§ **TRY IT**: Copy out the records precisely, omitting pictures.

(Stored data)
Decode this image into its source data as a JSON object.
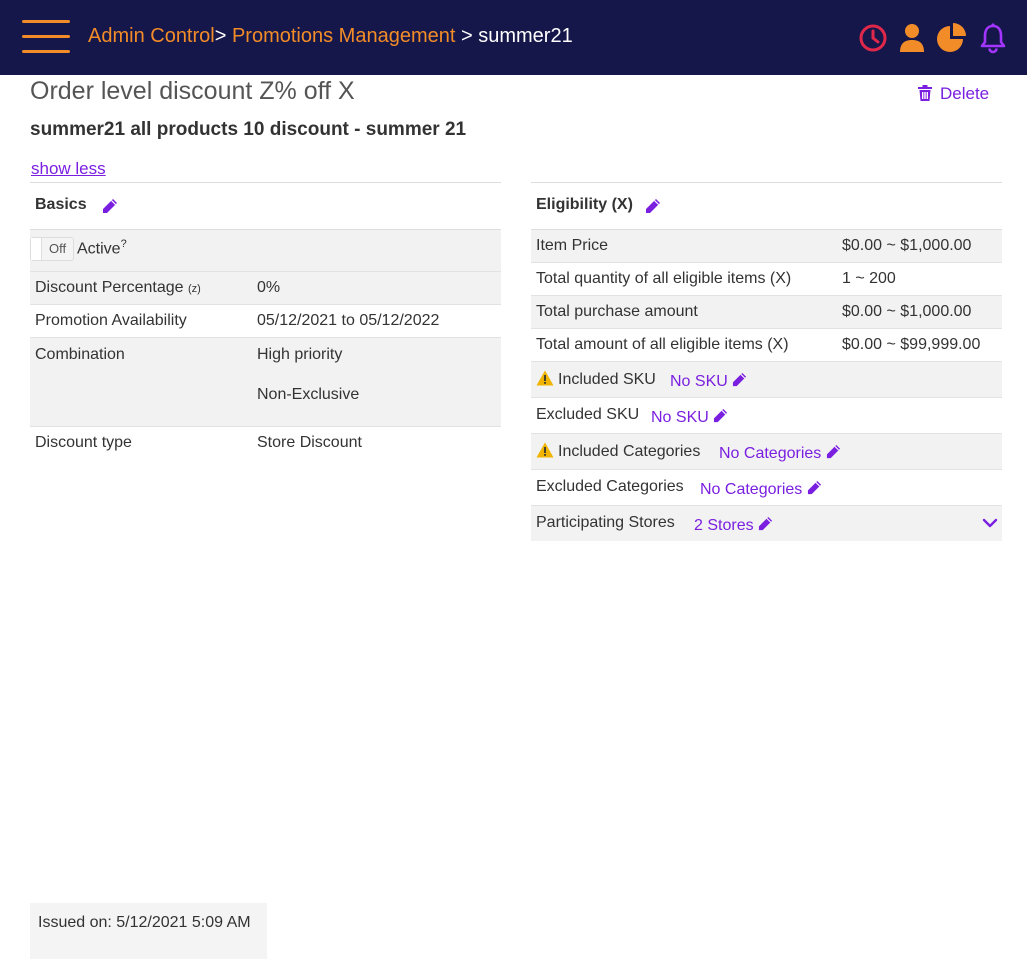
{
  "header": {
    "breadcrumb": {
      "admin": "Admin Control",
      "sep1": ">",
      "promotions": "Promotions Management",
      "sep2": ">",
      "current": "summer21"
    },
    "icons": [
      "clock-icon",
      "user-icon",
      "pie-chart-icon",
      "bell-icon"
    ],
    "colors": {
      "bar": "#15174a",
      "accent": "#f28c28",
      "clock": "#e0284a",
      "bell": "#a335ff"
    }
  },
  "page": {
    "title": "Order level discount Z% off X",
    "delete_label": "Delete",
    "subtitle": "summer21 all products 10 discount - summer 21",
    "show_less": "show less"
  },
  "basics": {
    "title": "Basics",
    "active": {
      "toggle": "Off",
      "label": "Active",
      "help": "?"
    },
    "discount_percentage": {
      "label": "Discount Percentage",
      "hint": "(z)",
      "value": "0%"
    },
    "availability": {
      "label": "Promotion Availability",
      "value": "05/12/2021 to 05/12/2022"
    },
    "combination": {
      "label": "Combination",
      "value1": "High priority",
      "value2": "Non-Exclusive"
    },
    "discount_type": {
      "label": "Discount type",
      "value": "Store Discount"
    }
  },
  "eligibility": {
    "title": "Eligibility (X)",
    "item_price": {
      "label": "Item Price",
      "value": "$0.00 ~ $1,000.00"
    },
    "total_qty": {
      "label": "Total quantity of all eligible items (X)",
      "value": "1 ~ 200"
    },
    "total_purchase": {
      "label": "Total purchase amount",
      "value": "$0.00 ~ $1,000.00"
    },
    "total_amount": {
      "label": "Total amount of all eligible items (X)",
      "value": "$0.00 ~ $99,999.00"
    },
    "included_sku": {
      "label": "Included SKU",
      "link": "No SKU"
    },
    "excluded_sku": {
      "label": "Excluded SKU",
      "link": "No SKU"
    },
    "included_categories": {
      "label": "Included Categories",
      "link": "No Categories"
    },
    "excluded_categories": {
      "label": "Excluded Categories",
      "link": "No Categories"
    },
    "stores": {
      "label": "Participating Stores",
      "link": "2 Stores"
    }
  },
  "footer": {
    "issued": "Issued on: 5/12/2021 5:09 AM"
  }
}
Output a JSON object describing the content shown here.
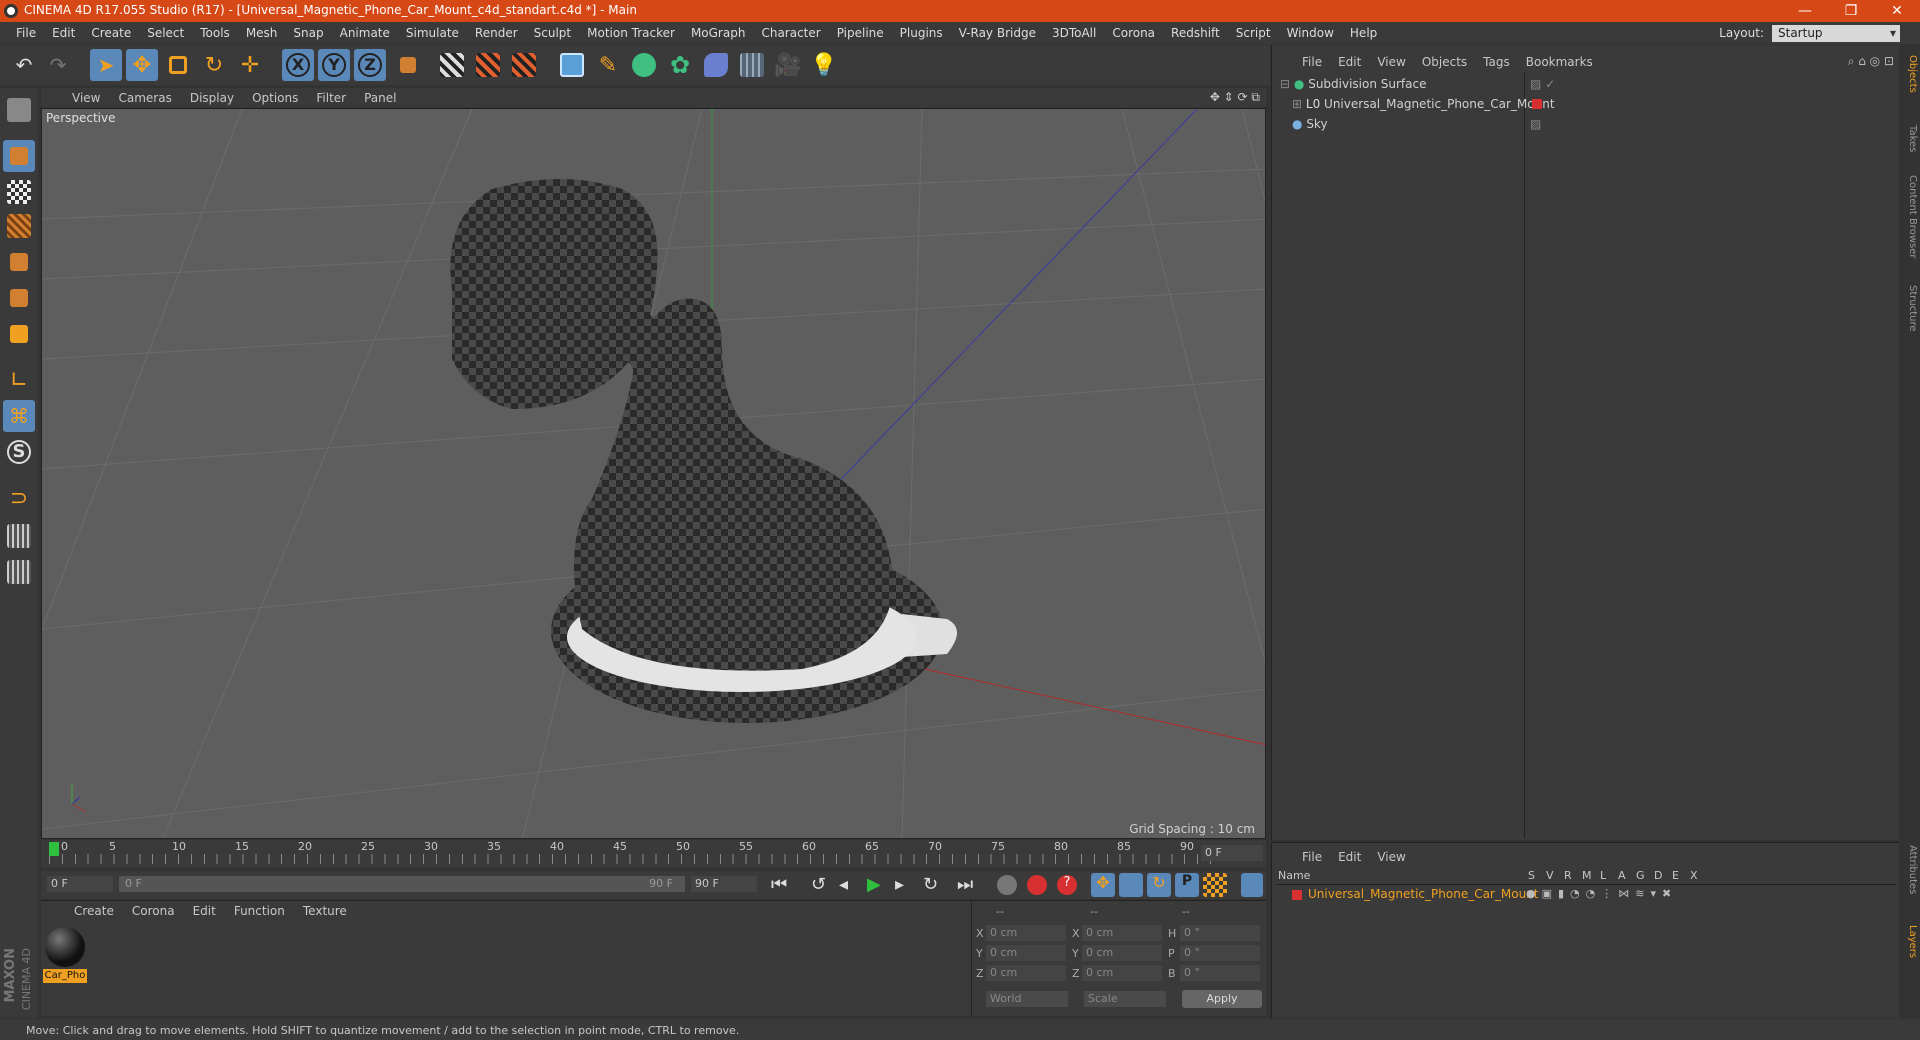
{
  "titlebar": {
    "title": "CINEMA 4D R17.055 Studio (R17) - [Universal_Magnetic_Phone_Car_Mount_c4d_standart.c4d *] - Main",
    "minimize": "—",
    "restore": "❐",
    "close": "✕"
  },
  "menubar": {
    "items": [
      "File",
      "Edit",
      "Create",
      "Select",
      "Tools",
      "Mesh",
      "Snap",
      "Animate",
      "Simulate",
      "Render",
      "Sculpt",
      "Motion Tracker",
      "MoGraph",
      "Character",
      "Pipeline",
      "Plugins",
      "V-Ray Bridge",
      "3DToAll",
      "Corona",
      "Redshift",
      "Script",
      "Window",
      "Help"
    ],
    "layout_label": "Layout:",
    "layout_value": "Startup"
  },
  "viewport": {
    "menu": [
      "View",
      "Cameras",
      "Display",
      "Options",
      "Filter",
      "Panel"
    ],
    "label": "Perspective",
    "grid_spacing": "Grid Spacing : 10 cm"
  },
  "timeline": {
    "ticks": [
      "0",
      "5",
      "10",
      "15",
      "20",
      "25",
      "30",
      "35",
      "40",
      "45",
      "50",
      "55",
      "60",
      "65",
      "70",
      "75",
      "80",
      "85",
      "90"
    ],
    "frame_field": "0 F",
    "start_field": "0 F",
    "range_start": "0 F",
    "range_end": "90 F",
    "end_field": "90 F"
  },
  "material_manager": {
    "menu": [
      "Create",
      "Corona",
      "Edit",
      "Function",
      "Texture"
    ],
    "material_name": "Car_Pho"
  },
  "coordinates": {
    "header": [
      "--",
      "--",
      "--"
    ],
    "rows": [
      {
        "a": "X",
        "av": "0 cm",
        "b": "X",
        "bv": "0 cm",
        "c": "H",
        "cv": "0 °"
      },
      {
        "a": "Y",
        "av": "0 cm",
        "b": "Y",
        "bv": "0 cm",
        "c": "P",
        "cv": "0 °"
      },
      {
        "a": "Z",
        "av": "0 cm",
        "b": "Z",
        "bv": "0 cm",
        "c": "B",
        "cv": "0 °"
      }
    ],
    "mode1": "World",
    "mode2": "Scale",
    "apply": "Apply"
  },
  "object_manager": {
    "menu": [
      "File",
      "Edit",
      "View",
      "Objects",
      "Tags",
      "Bookmarks"
    ],
    "objects": [
      "Subdivision Surface",
      "Universal_Magnetic_Phone_Car_Mount",
      "Sky"
    ]
  },
  "attribute_manager": {
    "menu": [
      "File",
      "Edit",
      "View"
    ],
    "columns": [
      "Name",
      "S",
      "V",
      "R",
      "M",
      "L",
      "A",
      "G",
      "D",
      "E",
      "X"
    ],
    "layer_name": "Universal_Magnetic_Phone_Car_Mount"
  },
  "right_tabs": [
    "Objects",
    "Takes",
    "Content Browser",
    "Structure",
    "Attributes",
    "Layers"
  ],
  "brand": [
    "MAXON",
    "CINEMA 4D"
  ],
  "statusbar": "Move: Click and drag to move elements. Hold SHIFT to quantize movement / add to the selection in point mode, CTRL to remove.",
  "colors": {
    "title": "#d74817",
    "accent": "#5a88b8",
    "selected_text": "#f0a020"
  }
}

§ **RESPONSE**:
Decode this image into its source data as a JSON object.
{
  "header": {
    "breadcrumb": {
      "admin": "Admin Control",
      "sep1": ">",
      "promotions": "Promotions Management",
      "sep2": ">",
      "current": "summer21"
    },
    "icons": [
      "clock-icon",
      "user-icon",
      "pie-chart-icon",
      "bell-icon"
    ],
    "colors": {
      "bar": "#15174a",
      "accent": "#f28c28",
      "clock": "#e0284a",
      "bell": "#a335ff"
    }
  },
  "page": {
    "title": "Order level discount Z% off X",
    "delete_label": "Delete",
    "subtitle": "summer21 all products 10 discount - summer 21",
    "show_less": "show less"
  },
  "basics": {
    "title": "Basics",
    "active": {
      "toggle": "Off",
      "label": "Active",
      "help": "?"
    },
    "discount_percentage": {
      "label": "Discount Percentage",
      "hint": "(z)",
      "value": "0%"
    },
    "availability": {
      "label": "Promotion Availability",
      "value": "05/12/2021 to 05/12/2022"
    },
    "combination": {
      "label": "Combination",
      "value1": "High priority",
      "value2": "Non-Exclusive"
    },
    "discount_type": {
      "label": "Discount type",
      "value": "Store Discount"
    }
  },
  "eligibility": {
    "title": "Eligibility (X)",
    "item_price": {
      "label": "Item Price",
      "value": "$0.00 ~ $1,000.00"
    },
    "total_qty": {
      "label": "Total quantity of all eligible items (X)",
      "value": "1 ~ 200"
    },
    "total_purchase": {
      "label": "Total purchase amount",
      "value": "$0.00 ~ $1,000.00"
    },
    "total_amount": {
      "label": "Total amount of all eligible items (X)",
      "value": "$0.00 ~ $99,999.00"
    },
    "included_sku": {
      "label": "Included SKU",
      "link": "No SKU"
    },
    "excluded_sku": {
      "label": "Excluded SKU",
      "link": "No SKU"
    },
    "included_categories": {
      "label": "Included Categories",
      "link": "No Categories"
    },
    "excluded_categories": {
      "label": "Excluded Categories",
      "link": "No Categories"
    },
    "stores": {
      "label": "Participating Stores",
      "link": "2 Stores"
    }
  },
  "footer": {
    "issued": "Issued on: 5/12/2021 5:09 AM"
  }
}
Output a JSON object describing the content shown here.
{
  "titlebar": {
    "title": "CINEMA 4D R17.055 Studio (R17) - [Universal_Magnetic_Phone_Car_Mount_c4d_standart.c4d *] - Main",
    "minimize": "—",
    "restore": "❐",
    "close": "✕"
  },
  "menubar": {
    "items": [
      "File",
      "Edit",
      "Create",
      "Select",
      "Tools",
      "Mesh",
      "Snap",
      "Animate",
      "Simulate",
      "Render",
      "Sculpt",
      "Motion Tracker",
      "MoGraph",
      "Character",
      "Pipeline",
      "Plugins",
      "V-Ray Bridge",
      "3DToAll",
      "Corona",
      "Redshift",
      "Script",
      "Window",
      "Help"
    ],
    "layout_label": "Layout:",
    "layout_value": "Startup"
  },
  "viewport": {
    "menu": [
      "View",
      "Cameras",
      "Display",
      "Options",
      "Filter",
      "Panel"
    ],
    "label": "Perspective",
    "grid_spacing": "Grid Spacing : 10 cm"
  },
  "timeline": {
    "ticks": [
      "0",
      "5",
      "10",
      "15",
      "20",
      "25",
      "30",
      "35",
      "40",
      "45",
      "50",
      "55",
      "60",
      "65",
      "70",
      "75",
      "80",
      "85",
      "90"
    ],
    "frame_field": "0 F",
    "start_field": "0 F",
    "range_start": "0 F",
    "range_end": "90 F",
    "end_field": "90 F"
  },
  "material_manager": {
    "menu": [
      "Create",
      "Corona",
      "Edit",
      "Function",
      "Texture"
    ],
    "material_name": "Car_Pho"
  },
  "coordinates": {
    "header": [
      "--",
      "--",
      "--"
    ],
    "rows": [
      {
        "a": "X",
        "av": "0 cm",
        "b": "X",
        "bv": "0 cm",
        "c": "H",
        "cv": "0 °"
      },
      {
        "a": "Y",
        "av": "0 cm",
        "b": "Y",
        "bv": "0 cm",
        "c": "P",
        "cv": "0 °"
      },
      {
        "a": "Z",
        "av": "0 cm",
        "b": "Z",
        "bv": "0 cm",
        "c": "B",
        "cv": "0 °"
      }
    ],
    "mode1": "World",
    "mode2": "Scale",
    "apply": "Apply"
  },
  "object_manager": {
    "menu": [
      "File",
      "Edit",
      "View",
      "Objects",
      "Tags",
      "Bookmarks"
    ],
    "objects": [
      "Subdivision Surface",
      "Universal_Magnetic_Phone_Car_Mount",
      "Sky"
    ]
  },
  "attribute_manager": {
    "menu": [
      "File",
      "Edit",
      "View"
    ],
    "columns": [
      "Name",
      "S",
      "V",
      "R",
      "M",
      "L",
      "A",
      "G",
      "D",
      "E",
      "X"
    ],
    "layer_name": "Universal_Magnetic_Phone_Car_Mount"
  },
  "right_tabs": [
    "Objects",
    "Takes",
    "Content Browser",
    "Structure",
    "Attributes",
    "Layers"
  ],
  "brand": [
    "MAXON",
    "CINEMA 4D"
  ],
  "statusbar": "Move: Click and drag to move elements. Hold SHIFT to quantize movement / add to the selection in point mode, CTRL to remove.",
  "colors": {
    "title": "#d74817",
    "accent": "#5a88b8",
    "selected_text": "#f0a020"
  }
}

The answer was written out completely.